Which lines of the records below contain the word "JSON"? Show each one.

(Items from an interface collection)
⁂

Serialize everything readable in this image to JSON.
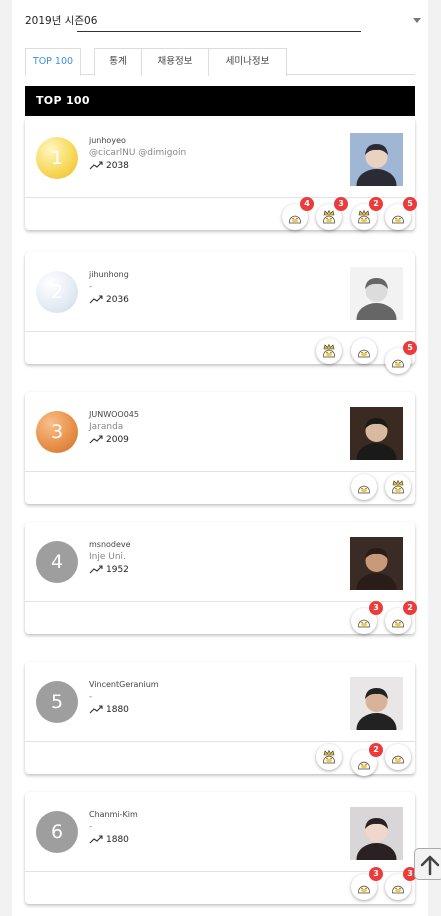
{
  "season": {
    "label": "2019년 시즌06"
  },
  "tabs": [
    {
      "label": "TOP 100",
      "active": true
    },
    {
      "label": "통계"
    },
    {
      "label": "채용정보"
    },
    {
      "label": "세미나정보"
    }
  ],
  "banner": {
    "title": "TOP 100"
  },
  "rankings": [
    {
      "rank": "1",
      "username": "junhoyeo",
      "org": "@cicarlNU @dimigoin",
      "score": "2038",
      "badges": [
        "4",
        "3",
        "2",
        "5"
      ]
    },
    {
      "rank": "2",
      "username": "jihunhong",
      "org": "-",
      "score": "2036",
      "badges": [
        "",
        "",
        "5"
      ]
    },
    {
      "rank": "3",
      "username": "JUNWOO045",
      "org": "Jaranda",
      "score": "2009",
      "badges": [
        "",
        ""
      ]
    },
    {
      "rank": "4",
      "username": "msnodeve",
      "org": "Inje Uni.",
      "score": "1952",
      "badges": [
        "3",
        "2"
      ]
    },
    {
      "rank": "5",
      "username": "VincentGeranium",
      "org": "-",
      "score": "1880",
      "badges": [
        "",
        "2",
        ""
      ]
    },
    {
      "rank": "6",
      "username": "Chanmi-Kim",
      "org": "-",
      "score": "1880",
      "badges": [
        "3",
        "3"
      ]
    }
  ],
  "colors": {
    "gold": "#f4c430",
    "silver": "#dbe3ee",
    "bronze": "#e08a3e",
    "grey": "#9e9e9e",
    "accent": "#3d8fe0",
    "count": "#ec3b3b"
  },
  "icons": {
    "score": "trending-up-icon",
    "scroll_top": "arrow-up-icon"
  }
}
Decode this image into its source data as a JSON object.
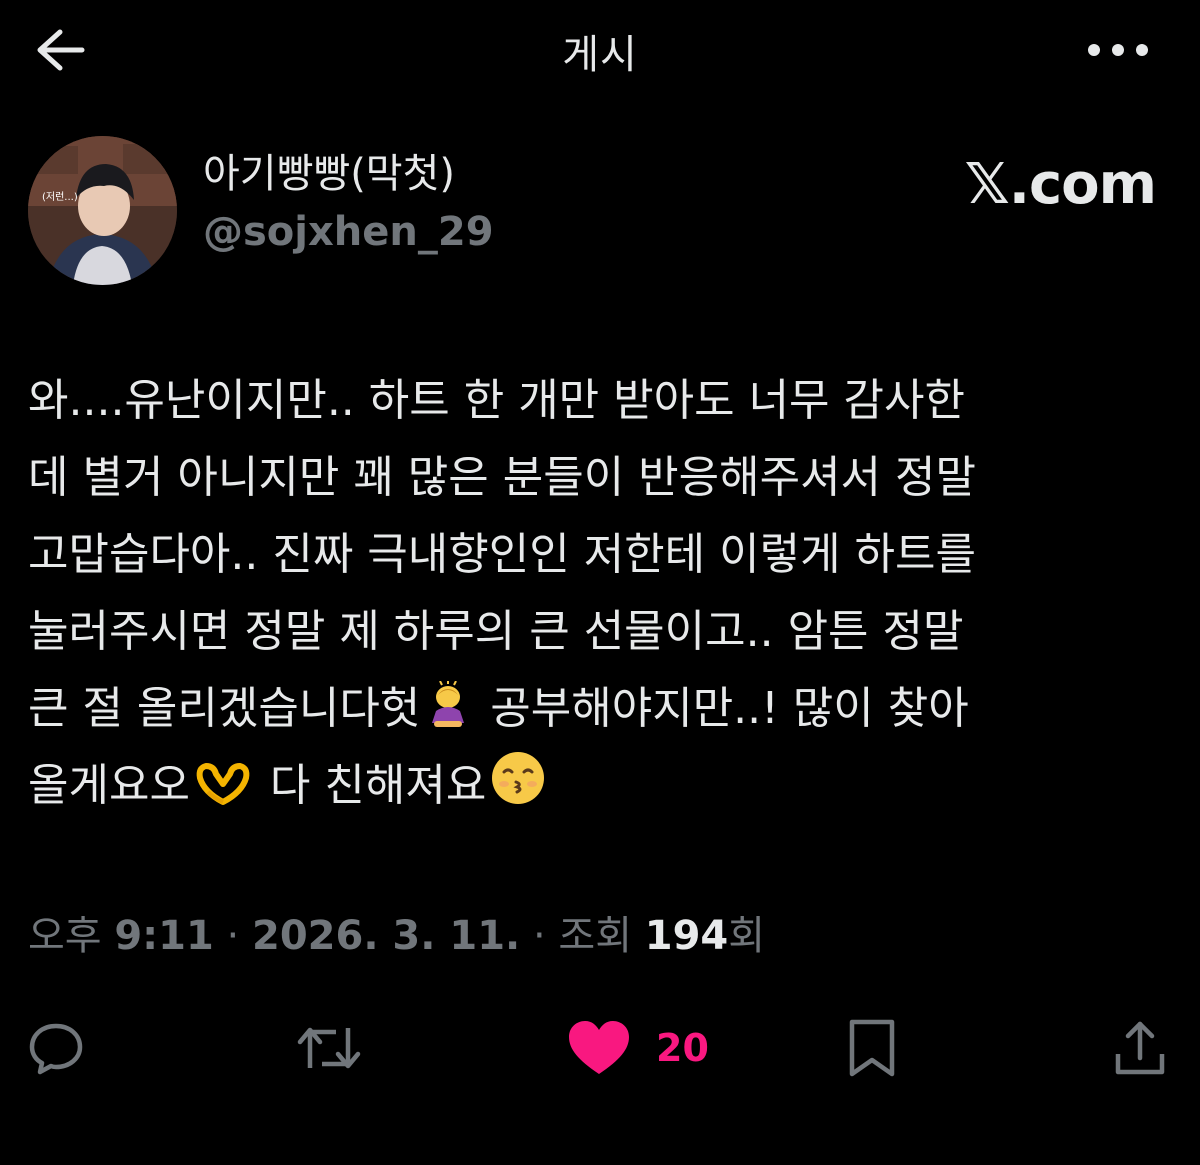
{
  "header": {
    "title": "게시"
  },
  "author": {
    "display_name": "아기빵빵(막첫)",
    "handle": "@sojxhen_29",
    "avatar_caption": "(저런...)"
  },
  "watermark": "𝕏.com",
  "tweet": {
    "lines": [
      "와....유난이지만.. 하트 한 개만 받아도 너무 감사한",
      "데 별거 아니지만 꽤 많은 분들이 반응해주셔서 정말",
      "고맙습다아.. 진짜 극내향인인 저한테 이렇게 하트를",
      "눌러주시면 정말 제 하루의 큰 선물이고.. 암튼 정말"
    ],
    "line5_a": "큰 절 올리겠습니다헛",
    "line5_b": "공부해야지만..! 많이 찾아",
    "line6_a": "올게요오",
    "line6_b": "다 친해져요"
  },
  "meta": {
    "time_prefix": "오후 ",
    "time": "9:11",
    "sep": " · ",
    "date": "2026. 3. 11.",
    "views_label": "조회 ",
    "views": "194",
    "views_suffix": "회"
  },
  "actions": {
    "like_count": "20"
  },
  "colors": {
    "background": "#000000",
    "text": "#e7e9ea",
    "muted": "#71767b",
    "like": "#f91880"
  },
  "icons": [
    "back-arrow-icon",
    "more-icon",
    "reply-icon",
    "retweet-icon",
    "heart-icon",
    "bookmark-icon",
    "share-icon"
  ]
}
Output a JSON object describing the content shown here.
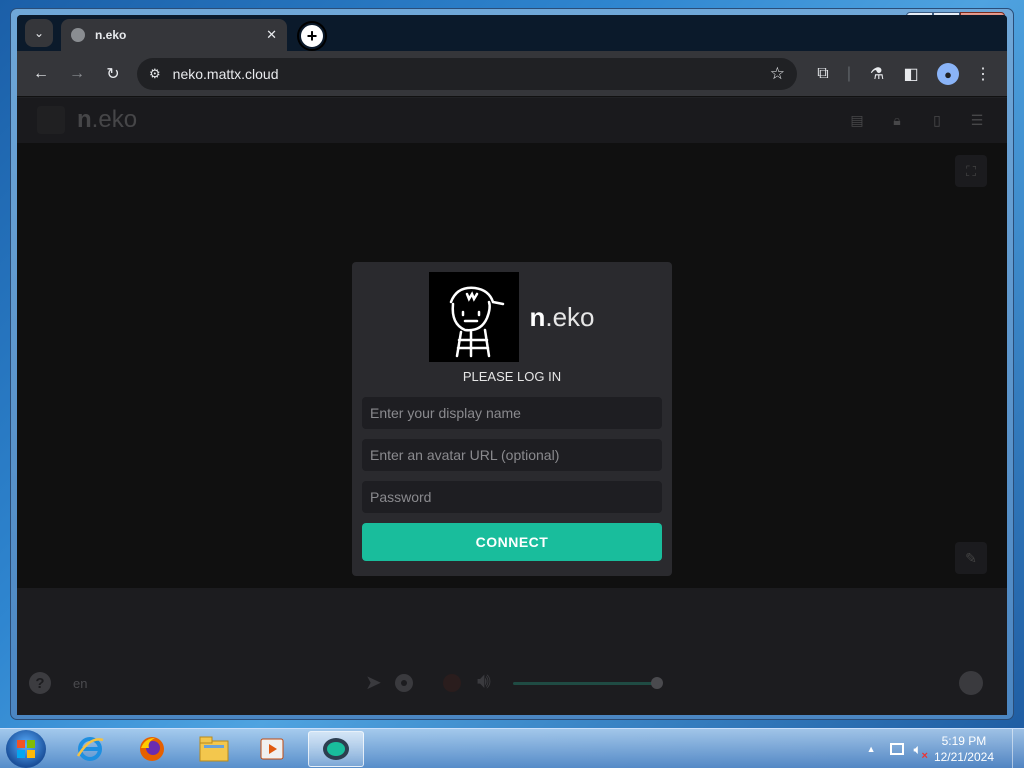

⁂

Response below -
Serialize everything readable in this image to JSON.
Decode this image into its source data as a JSON object.
Output a JSON object describing the content shown here.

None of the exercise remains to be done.